## 2016-10-01

### Pathfinding via genetic algorithms

The problem we want to solve is to get from a starting point to a goal point avoiding obstacles.

NOTE. There are many efficient, ad-hoc algorithms (e.g. A*) that should be preferred for real pathfinding tasks, but this is a good example of the flexibility of GA.

(There's also a related question / answer on Stackoverflow)

## 2016-06-29

### How to analyze the performance of an evolutionary algorithm experimentally?

The typical approach is executing several runs of the EA and plot the average performance over time (average performance of best-of-run-individual NOT population average).

A good rule of thumb is performing a minimum of 30 runs (of course 50-100 runs is better).

The average performance is better than the best-value-achieved-in-a-set-of-runs but variance should also be taken into account.

You can see two nice examples from Randy Olson's website:

The average fitness of both algorithms over several replicates. From this graph, we would conclude that our algorithm performs better than the current best algorithm on average.

The average fitness with a 95% confidence interval for each algorithm. This graph shows us that our algorithm does not actually perform better than the current best algorithm, and only appeared to perform better on average due to chance.

The basic breakdown of how to calculate a confidence interval for a population mean is as follows:

1. Identify the sample mean $\bar{x}$. While $\bar{x}$ differs from $\mu$, population mean, they are still calculated the same way: $$\bar x = \sum {x_{i} \over n}$$
2. Identify the (corrected) sample standard deviation $s$: $$s = \sqrt{\frac{\sum_{i=1}^{n}{(x_i - \bar{x})^2}} {n-1}}$$
$s$ is an estimation of the population standard deviation $\sigma$.
3. Calculate the critical value, $t^*$, of the Student-t distribution. This value is dependent on the confidence level, $C$, and the number of observations, $n$.

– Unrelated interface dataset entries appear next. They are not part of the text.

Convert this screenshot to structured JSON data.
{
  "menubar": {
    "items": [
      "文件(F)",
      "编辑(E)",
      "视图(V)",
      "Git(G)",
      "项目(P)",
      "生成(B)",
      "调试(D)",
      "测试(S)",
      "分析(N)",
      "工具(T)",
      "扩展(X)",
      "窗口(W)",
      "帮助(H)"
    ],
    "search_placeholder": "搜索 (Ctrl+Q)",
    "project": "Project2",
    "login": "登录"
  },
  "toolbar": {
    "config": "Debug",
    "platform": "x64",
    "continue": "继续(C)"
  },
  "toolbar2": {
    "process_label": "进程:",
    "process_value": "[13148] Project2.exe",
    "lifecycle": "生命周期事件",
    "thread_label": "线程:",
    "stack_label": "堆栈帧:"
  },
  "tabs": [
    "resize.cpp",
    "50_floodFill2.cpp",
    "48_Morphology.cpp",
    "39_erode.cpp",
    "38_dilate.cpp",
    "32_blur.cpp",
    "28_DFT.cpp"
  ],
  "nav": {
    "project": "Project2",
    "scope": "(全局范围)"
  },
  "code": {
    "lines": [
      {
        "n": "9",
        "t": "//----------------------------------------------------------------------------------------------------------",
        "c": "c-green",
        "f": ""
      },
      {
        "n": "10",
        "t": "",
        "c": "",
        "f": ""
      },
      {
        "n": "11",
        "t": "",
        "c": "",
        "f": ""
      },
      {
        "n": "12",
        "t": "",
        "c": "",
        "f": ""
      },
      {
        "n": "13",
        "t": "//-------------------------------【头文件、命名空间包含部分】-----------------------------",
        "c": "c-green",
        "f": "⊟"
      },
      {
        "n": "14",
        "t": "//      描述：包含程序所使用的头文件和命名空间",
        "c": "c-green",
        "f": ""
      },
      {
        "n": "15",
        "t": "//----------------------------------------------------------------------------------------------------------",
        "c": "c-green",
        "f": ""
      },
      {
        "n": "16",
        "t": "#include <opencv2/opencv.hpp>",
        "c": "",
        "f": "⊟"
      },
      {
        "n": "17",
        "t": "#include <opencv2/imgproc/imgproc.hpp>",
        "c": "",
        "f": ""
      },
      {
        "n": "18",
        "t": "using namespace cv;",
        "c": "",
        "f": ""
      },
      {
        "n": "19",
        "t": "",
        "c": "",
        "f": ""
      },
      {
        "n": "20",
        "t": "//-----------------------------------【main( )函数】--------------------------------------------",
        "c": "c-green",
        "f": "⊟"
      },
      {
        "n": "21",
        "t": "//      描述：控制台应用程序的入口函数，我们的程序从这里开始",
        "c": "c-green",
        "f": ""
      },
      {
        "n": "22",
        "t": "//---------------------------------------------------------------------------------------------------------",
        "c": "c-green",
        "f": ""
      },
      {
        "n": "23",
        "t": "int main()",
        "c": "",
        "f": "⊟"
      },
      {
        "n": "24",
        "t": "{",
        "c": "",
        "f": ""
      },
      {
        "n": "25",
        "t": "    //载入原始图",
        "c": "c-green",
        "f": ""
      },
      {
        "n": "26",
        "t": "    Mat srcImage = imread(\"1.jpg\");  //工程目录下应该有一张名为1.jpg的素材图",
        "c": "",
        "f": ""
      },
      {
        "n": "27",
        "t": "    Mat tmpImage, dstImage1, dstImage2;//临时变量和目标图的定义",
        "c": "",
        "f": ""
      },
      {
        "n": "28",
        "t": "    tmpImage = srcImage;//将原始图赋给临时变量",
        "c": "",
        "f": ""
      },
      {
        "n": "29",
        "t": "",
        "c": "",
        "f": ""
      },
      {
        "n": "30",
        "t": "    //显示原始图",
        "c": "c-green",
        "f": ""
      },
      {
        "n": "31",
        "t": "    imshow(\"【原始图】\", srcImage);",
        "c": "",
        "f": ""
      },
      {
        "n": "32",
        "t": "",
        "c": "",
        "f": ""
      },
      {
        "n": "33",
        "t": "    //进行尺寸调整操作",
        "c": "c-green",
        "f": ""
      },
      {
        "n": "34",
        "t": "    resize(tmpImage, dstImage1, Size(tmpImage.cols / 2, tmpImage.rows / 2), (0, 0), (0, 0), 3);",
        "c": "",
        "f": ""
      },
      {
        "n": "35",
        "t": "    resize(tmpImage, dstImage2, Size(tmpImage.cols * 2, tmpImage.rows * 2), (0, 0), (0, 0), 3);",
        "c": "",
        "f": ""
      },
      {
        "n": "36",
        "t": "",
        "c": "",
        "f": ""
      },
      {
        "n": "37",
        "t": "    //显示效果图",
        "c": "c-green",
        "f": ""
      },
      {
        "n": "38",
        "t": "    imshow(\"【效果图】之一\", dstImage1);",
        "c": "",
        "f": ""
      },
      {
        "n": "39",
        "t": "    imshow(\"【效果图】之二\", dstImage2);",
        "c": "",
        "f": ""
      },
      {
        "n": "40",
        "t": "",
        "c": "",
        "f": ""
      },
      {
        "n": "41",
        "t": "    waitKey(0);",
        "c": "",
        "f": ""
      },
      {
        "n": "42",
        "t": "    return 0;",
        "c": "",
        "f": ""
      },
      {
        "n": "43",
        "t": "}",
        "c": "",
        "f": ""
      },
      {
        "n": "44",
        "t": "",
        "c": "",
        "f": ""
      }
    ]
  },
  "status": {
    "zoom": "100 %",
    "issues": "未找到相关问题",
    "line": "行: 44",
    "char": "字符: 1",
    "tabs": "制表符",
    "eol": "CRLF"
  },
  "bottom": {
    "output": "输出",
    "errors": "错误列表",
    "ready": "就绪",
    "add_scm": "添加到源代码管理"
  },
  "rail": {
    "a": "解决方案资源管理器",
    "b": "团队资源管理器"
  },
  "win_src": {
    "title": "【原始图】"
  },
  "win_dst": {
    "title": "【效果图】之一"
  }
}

The critical value is found from the t-distribution table (most statistical textbooks list it). In this table $t^*$ is written as $$t^*(\alpha, r)$$ where $r = n-1$ is the degrees of freedom (found by subtracting one from the number of observations) and $\alpha = {1-C \over 2}$ is the significance level.
A better way to a fully precise critical $t^*$ value is the statistical function implemented in spreadsheets (e.g. T.INV.2T function) / scientific computing environments (e.g. SciPy stats.t.ppf), language libraries (e.g. C++ and boost::math::students_t).
4. Plug the found values into the appropriate equation:
$$\left({\bar x} - t^{*}{\frac {s} {\sqrt n}}, {\bar x} + t^{*}{\frac {s} {\sqrt n}}\right)$$
5. The final step is to interpret the answer. Since the found answer is an interval with an upper and lower bound it's appropriate to state that, based on the given data, the true mean of the population is between the lower bound and upper bound with the chosen confidence level.

The more the confidence intervals of two algorithms overlap, the more likely the algorithms are to perform the same (or we haven't sampled enough to discriminate between the two). If the 95% confidence intervals don't overlap, then the algorithm with the highest average performance performs significantly better.

In EA, the source distribution is essentially never normal and what said so far formally applies only to a normal distribution!

Indeed it still tells many things. The following table summarizes the performance of the t-intervals under four situations:

Normal curveNot Normal curve
Small sample size (n<30)GoodPoor
Larger sample size (n≥30)GoodFair

For more accurate answers, non-parametric statistics are the way to go (see An Introduction to Statistics for EC Experimental Analysis by Mark Wineberg and Steffen Christensen for further details).

(First revision posted on Computer Science - Stackexchange)